[Items from an interface collection]

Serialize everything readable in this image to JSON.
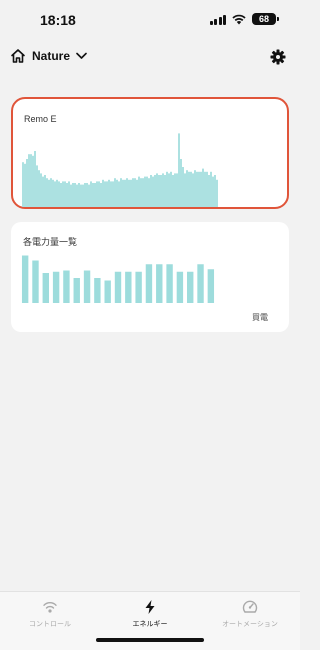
{
  "status_bar": {
    "time": "18:18",
    "battery": "68"
  },
  "header": {
    "home_title": "Nature"
  },
  "remo_card": {
    "title": "Remo E",
    "chart_data": {
      "type": "bar",
      "series": [
        {
          "values": [
            28,
            27,
            30,
            33,
            33,
            32,
            35,
            26,
            23,
            21,
            19,
            20,
            18,
            17,
            18,
            17,
            16,
            17,
            16,
            15,
            16,
            16,
            15,
            16,
            14,
            15,
            15,
            14,
            15,
            14,
            14,
            15,
            15,
            14,
            16,
            15,
            15,
            16,
            16,
            15,
            17,
            16,
            16,
            17,
            16,
            16,
            18,
            17,
            16,
            18,
            17,
            17,
            18,
            17,
            17,
            18,
            18,
            17,
            19,
            18,
            18,
            19,
            19,
            18,
            20,
            19,
            20,
            21,
            20,
            20,
            21,
            20,
            22,
            21,
            22,
            20,
            21,
            21,
            46,
            30,
            25,
            21,
            23,
            22,
            22,
            21,
            23,
            22,
            22,
            22,
            24,
            22,
            22,
            20,
            22,
            19,
            20,
            17
          ]
        }
      ],
      "color": "#9ddcdc",
      "ymax": 50
    }
  },
  "devices_card": {
    "title": "各電力量一覧",
    "legend_buy": "買電",
    "chart_data": {
      "type": "bar",
      "series": [
        {
          "values": [
            38,
            34,
            24,
            25,
            26,
            20,
            26,
            20,
            18,
            25,
            25,
            25,
            31,
            31,
            31,
            25,
            25,
            31,
            27
          ]
        }
      ],
      "color": "#9ddcdc",
      "ymax": 40
    }
  },
  "tabbar": {
    "tabs": [
      {
        "label": "コントロール"
      },
      {
        "label": "エネルギー"
      },
      {
        "label": "オートメーション"
      }
    ]
  },
  "icons": {
    "signal": "cellular-signal-icon",
    "wifi": "wifi-icon",
    "home": "home-icon",
    "chevron": "chevron-down-icon",
    "settings": "gear-icon",
    "control": "wireless-signal-icon",
    "energy": "lightning-bolt-icon",
    "automation": "automation-gauge-icon"
  }
}
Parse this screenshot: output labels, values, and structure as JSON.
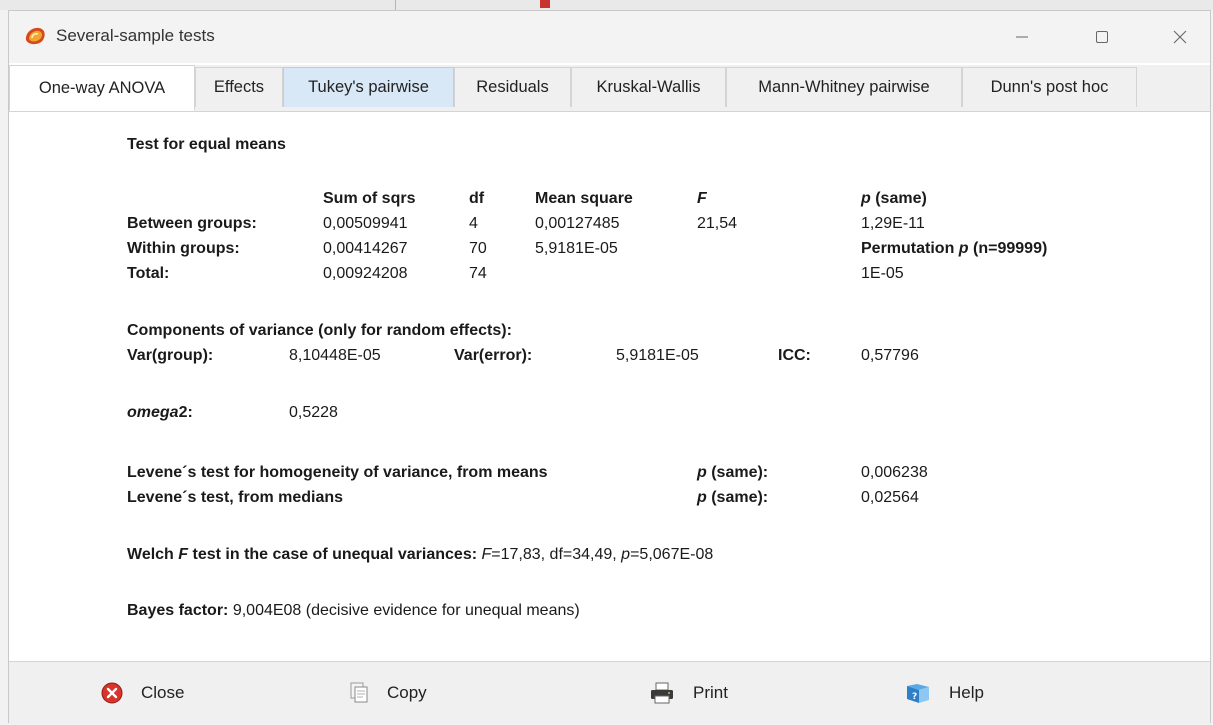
{
  "window": {
    "title": "Several-sample tests",
    "controls": {
      "minimize": "minimize",
      "maximize": "maximize",
      "close": "close"
    }
  },
  "tabs": [
    {
      "label": "One-way ANOVA",
      "state": "active"
    },
    {
      "label": "Effects",
      "state": "normal"
    },
    {
      "label": "Tukey's pairwise",
      "state": "hover"
    },
    {
      "label": "Residuals",
      "state": "normal"
    },
    {
      "label": "Kruskal-Wallis",
      "state": "normal"
    },
    {
      "label": "Mann-Whitney pairwise",
      "state": "normal"
    },
    {
      "label": "Dunn's post hoc",
      "state": "normal"
    }
  ],
  "anova": {
    "heading": "Test for equal means",
    "headers": {
      "ss": "Sum of sqrs",
      "df": "df",
      "ms": "Mean square",
      "f": "F",
      "p": "p",
      "p_suffix": " (same)"
    },
    "rows": [
      {
        "label": "Between groups:",
        "ss": "0,00509941",
        "df": "4",
        "ms": "0,00127485",
        "f": "21,54",
        "p": "1,29E-11"
      },
      {
        "label": "Within groups:",
        "ss": "0,00414267",
        "df": "70",
        "ms": "5,9181E-05",
        "f": "",
        "p": ""
      },
      {
        "label": "Total:",
        "ss": "0,00924208",
        "df": "74",
        "ms": "",
        "f": "",
        "p": "1E-05"
      }
    ],
    "permutation": {
      "prefix": "Permutation ",
      "p": "p",
      "suffix": " (n=99999)"
    }
  },
  "components": {
    "heading": "Components of variance (only for random effects):",
    "var_group_label": "Var(group):",
    "var_group": "8,10448E-05",
    "var_error_label": "Var(error):",
    "var_error": "5,9181E-05",
    "icc_label": "ICC:",
    "icc": "0,57796"
  },
  "omega": {
    "label": "omega",
    "sup": "2",
    "colon": ":",
    "value": "0,5228"
  },
  "levene": {
    "means_label": "Levene´s test for homogeneity of variance, from means",
    "means_p_label": "p",
    "means_p_suffix": " (same):",
    "means_value": "0,006238",
    "medians_label": "Levene´s test, from medians",
    "medians_p_label": "p",
    "medians_p_suffix": " (same):",
    "medians_value": "0,02564"
  },
  "welch": {
    "label_pre": "Welch ",
    "label_f": "F",
    "label_post": " test in the case of unequal variances:",
    "f_sym": "F",
    "f_val": "=17,83, df=34,49, ",
    "p_sym": "p",
    "p_val": "=5,067E-08"
  },
  "bayes": {
    "label": "Bayes factor:",
    "value": " 9,004E08 (decisive evidence for unequal means)"
  },
  "footer": {
    "close": "Close",
    "copy": "Copy",
    "print": "Print",
    "help": "Help"
  }
}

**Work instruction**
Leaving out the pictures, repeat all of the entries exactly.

**Completed task**
Serialize everything readable in this image to JSON.
{
  "status_bar": {
    "time": "18:18",
    "battery": "68"
  },
  "header": {
    "home_title": "Nature"
  },
  "remo_card": {
    "title": "Remo E",
    "chart_data": {
      "type": "bar",
      "series": [
        {
          "values": [
            28,
            27,
            30,
            33,
            33,
            32,
            35,
            26,
            23,
            21,
            19,
            20,
            18,
            17,
            18,
            17,
            16,
            17,
            16,
            15,
            16,
            16,
            15,
            16,
            14,
            15,
            15,
            14,
            15,
            14,
            14,
            15,
            15,
            14,
            16,
            15,
            15,
            16,
            16,
            15,
            17,
            16,
            16,
            17,
            16,
            16,
            18,
            17,
            16,
            18,
            17,
            17,
            18,
            17,
            17,
            18,
            18,
            17,
            19,
            18,
            18,
            19,
            19,
            18,
            20,
            19,
            20,
            21,
            20,
            20,
            21,
            20,
            22,
            21,
            22,
            20,
            21,
            21,
            46,
            30,
            25,
            21,
            23,
            22,
            22,
            21,
            23,
            22,
            22,
            22,
            24,
            22,
            22,
            20,
            22,
            19,
            20,
            17
          ]
        }
      ],
      "color": "#9ddcdc",
      "ymax": 50
    }
  },
  "devices_card": {
    "title": "各電力量一覧",
    "legend_buy": "買電",
    "chart_data": {
      "type": "bar",
      "series": [
        {
          "values": [
            38,
            34,
            24,
            25,
            26,
            20,
            26,
            20,
            18,
            25,
            25,
            25,
            31,
            31,
            31,
            25,
            25,
            31,
            27
          ]
        }
      ],
      "color": "#9ddcdc",
      "ymax": 40
    }
  },
  "tabbar": {
    "tabs": [
      {
        "label": "コントロール"
      },
      {
        "label": "エネルギー"
      },
      {
        "label": "オートメーション"
      }
    ]
  },
  "icons": {
    "signal": "cellular-signal-icon",
    "wifi": "wifi-icon",
    "home": "home-icon",
    "chevron": "chevron-down-icon",
    "settings": "gear-icon",
    "control": "wireless-signal-icon",
    "energy": "lightning-bolt-icon",
    "automation": "automation-gauge-icon"
  }
}
Parse this screenshot: output labels, values, and structure as JSON.
{
  "window": {
    "title": "Several-sample tests",
    "controls": {
      "minimize": "minimize",
      "maximize": "maximize",
      "close": "close"
    }
  },
  "tabs": [
    {
      "label": "One-way ANOVA",
      "state": "active"
    },
    {
      "label": "Effects",
      "state": "normal"
    },
    {
      "label": "Tukey's pairwise",
      "state": "hover"
    },
    {
      "label": "Residuals",
      "state": "normal"
    },
    {
      "label": "Kruskal-Wallis",
      "state": "normal"
    },
    {
      "label": "Mann-Whitney pairwise",
      "state": "normal"
    },
    {
      "label": "Dunn's post hoc",
      "state": "normal"
    }
  ],
  "anova": {
    "heading": "Test for equal means",
    "headers": {
      "ss": "Sum of sqrs",
      "df": "df",
      "ms": "Mean square",
      "f": "F",
      "p": "p",
      "p_suffix": " (same)"
    },
    "rows": [
      {
        "label": "Between groups:",
        "ss": "0,00509941",
        "df": "4",
        "ms": "0,00127485",
        "f": "21,54",
        "p": "1,29E-11"
      },
      {
        "label": "Within groups:",
        "ss": "0,00414267",
        "df": "70",
        "ms": "5,9181E-05",
        "f": "",
        "p": ""
      },
      {
        "label": "Total:",
        "ss": "0,00924208",
        "df": "74",
        "ms": "",
        "f": "",
        "p": "1E-05"
      }
    ],
    "permutation": {
      "prefix": "Permutation ",
      "p": "p",
      "suffix": " (n=99999)"
    }
  },
  "components": {
    "heading": "Components of variance (only for random effects):",
    "var_group_label": "Var(group):",
    "var_group": "8,10448E-05",
    "var_error_label": "Var(error):",
    "var_error": "5,9181E-05",
    "icc_label": "ICC:",
    "icc": "0,57796"
  },
  "omega": {
    "label": "omega",
    "sup": "2",
    "colon": ":",
    "value": "0,5228"
  },
  "levene": {
    "means_label": "Levene´s test for homogeneity of variance, from means",
    "means_p_label": "p",
    "means_p_suffix": " (same):",
    "means_value": "0,006238",
    "medians_label": "Levene´s test, from medians",
    "medians_p_label": "p",
    "medians_p_suffix": " (same):",
    "medians_value": "0,02564"
  },
  "welch": {
    "label_pre": "Welch ",
    "label_f": "F",
    "label_post": " test in the case of unequal variances:",
    "f_sym": "F",
    "f_val": "=17,83, df=34,49, ",
    "p_sym": "p",
    "p_val": "=5,067E-08"
  },
  "bayes": {
    "label": "Bayes factor:",
    "value": " 9,004E08 (decisive evidence for unequal means)"
  },
  "footer": {
    "close": "Close",
    "copy": "Copy",
    "print": "Print",
    "help": "Help"
  }
}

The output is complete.